A major milestone in the checkered history of mobile broadcast has been reached with a demonstration at the US Super Bowl, one of the country’s biggest and most iconic sporting events. For years mobile broadcast has stuttered, let down by poor business models, the cost of infrastructure and lack of support on consumer devices. While all of these remain hurdles, the latest version of the technology, LTE Broadcast, does really look as if at last it is going to prevail over them. It is ironic that the first LTE Broadcast transmission over a commercial LTE network by Australian operator Telstra in October 2013 almost coincided with the closure of the one of the last services based on the earlier DVB-H technology that was once widely viewed as opening the era of mobile broadcast. The fact that did not happen was not really a reflection of DVB-H itself but more the costs associated with its deployment and fact that devices did not support it.
While talk of successful business models and monetization is still premature, two big related factors have changed in favour of mobile broadcast. These are the arrival of tablets and larger smartphones as attractive and capable viewing devices, which in turn is driving up mobile data traffic at almost exponential rates. Much of that traffic soaking up backhaul bandwidth and RAN (Radio Access Network) spectrum is unicast video. Yet a lot of that at certain peak times is live streaming video that is consumed by many people at a given time. If it could be multicast, then only one instance of that video would need to be transmitted across a given backhaul link and RAN cell. The potential for cost saving as well as improved QoS is immense.
Events like Super Bowl are precisely what we mean here, since there are large numbers of people in one place, many of whom would love to snack relevant video on their mobile handsets such as action replays, or associated data like player stats. Verizon’s Super Bowl experiment is not full scale as it does not involve general user handsets. It will not yet indicate what impact the technology has on end to end network performance and congestion. But it is a good proof of concept that will be followed by larger experiments when wider handset support is available.
In fact the Verizon Wireless live demo, running over five days at Bryant Park in New York, involves streaming of live NFL (National Football League) content to dedicated tablets in the facility called “Verizon Power House” set up in Bryant Park using LTE Broadcast technology provided by chip maker Sequans. The tablets are running Sequans’ eMBMS-capable Mont Blanc LTE platform and issued to visitors try out the LTE streaming prior to and during the event.

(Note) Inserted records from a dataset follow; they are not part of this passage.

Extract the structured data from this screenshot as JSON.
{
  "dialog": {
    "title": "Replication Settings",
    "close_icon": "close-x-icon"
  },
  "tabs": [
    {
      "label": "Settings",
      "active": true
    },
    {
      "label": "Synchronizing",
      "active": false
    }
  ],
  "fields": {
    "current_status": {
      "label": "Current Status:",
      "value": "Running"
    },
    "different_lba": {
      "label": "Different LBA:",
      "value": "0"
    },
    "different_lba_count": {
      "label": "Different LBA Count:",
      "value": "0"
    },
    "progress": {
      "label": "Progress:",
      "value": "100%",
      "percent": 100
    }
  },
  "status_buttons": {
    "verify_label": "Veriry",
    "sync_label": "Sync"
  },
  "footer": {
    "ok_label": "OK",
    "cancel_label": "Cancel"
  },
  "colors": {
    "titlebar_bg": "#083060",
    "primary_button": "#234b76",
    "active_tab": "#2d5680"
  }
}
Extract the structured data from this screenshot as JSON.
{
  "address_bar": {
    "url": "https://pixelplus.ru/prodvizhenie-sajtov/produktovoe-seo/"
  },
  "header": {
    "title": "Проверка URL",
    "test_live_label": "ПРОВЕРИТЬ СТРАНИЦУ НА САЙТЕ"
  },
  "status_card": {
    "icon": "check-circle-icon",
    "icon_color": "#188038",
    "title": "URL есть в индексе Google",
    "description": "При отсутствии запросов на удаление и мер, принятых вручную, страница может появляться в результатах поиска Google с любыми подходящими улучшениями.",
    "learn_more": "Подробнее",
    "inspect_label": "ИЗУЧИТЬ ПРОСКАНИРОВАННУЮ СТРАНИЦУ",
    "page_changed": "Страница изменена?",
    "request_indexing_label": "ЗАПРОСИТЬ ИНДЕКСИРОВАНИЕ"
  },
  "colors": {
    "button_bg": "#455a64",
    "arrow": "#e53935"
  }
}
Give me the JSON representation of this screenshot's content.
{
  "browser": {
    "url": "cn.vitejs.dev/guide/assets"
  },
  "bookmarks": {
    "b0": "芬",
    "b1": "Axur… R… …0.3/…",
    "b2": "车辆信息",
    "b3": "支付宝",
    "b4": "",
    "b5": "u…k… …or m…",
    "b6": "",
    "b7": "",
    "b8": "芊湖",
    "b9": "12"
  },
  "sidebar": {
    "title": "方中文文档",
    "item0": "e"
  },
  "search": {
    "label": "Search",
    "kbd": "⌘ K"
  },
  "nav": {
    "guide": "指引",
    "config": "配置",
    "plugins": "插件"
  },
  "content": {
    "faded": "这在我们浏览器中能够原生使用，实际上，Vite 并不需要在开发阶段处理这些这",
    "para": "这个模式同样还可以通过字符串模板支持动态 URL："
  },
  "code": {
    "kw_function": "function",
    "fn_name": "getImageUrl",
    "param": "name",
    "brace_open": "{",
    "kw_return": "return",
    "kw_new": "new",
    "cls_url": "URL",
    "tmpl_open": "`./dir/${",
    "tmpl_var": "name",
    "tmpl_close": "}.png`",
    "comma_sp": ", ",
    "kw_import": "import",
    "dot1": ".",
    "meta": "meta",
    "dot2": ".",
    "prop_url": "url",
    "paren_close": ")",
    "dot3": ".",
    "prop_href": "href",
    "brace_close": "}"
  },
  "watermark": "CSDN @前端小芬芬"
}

While this was going on, European operators such as EE and Orange France have been carrying out small-scale trials of LTE Broadcast technology, having in the past tried out DVB-H. They now believe, like Verizon, that the initial motivation for LTE Broadcast will be to optimize capacity and improve service quality for customers in crowded areas. But as Verizon has noted, availability of mobile broadcast in such crowded areas will at the very least help gain and retain customers, with business opportunities such as location based advertising quickly following.
The other key thing is that LTE Broadcast has unwavering support from key industry players like Ericsson and Alcatel-Lucent, as well as those like Qualcomm that got their fingers burned earlier on with mobile broadcast. We are now looking at handset availability and the first operational services sometime in 2015.
We’ll be talking to Alcatel Lucent in part five of this series, stay tuned.
Part 3 of this series is here.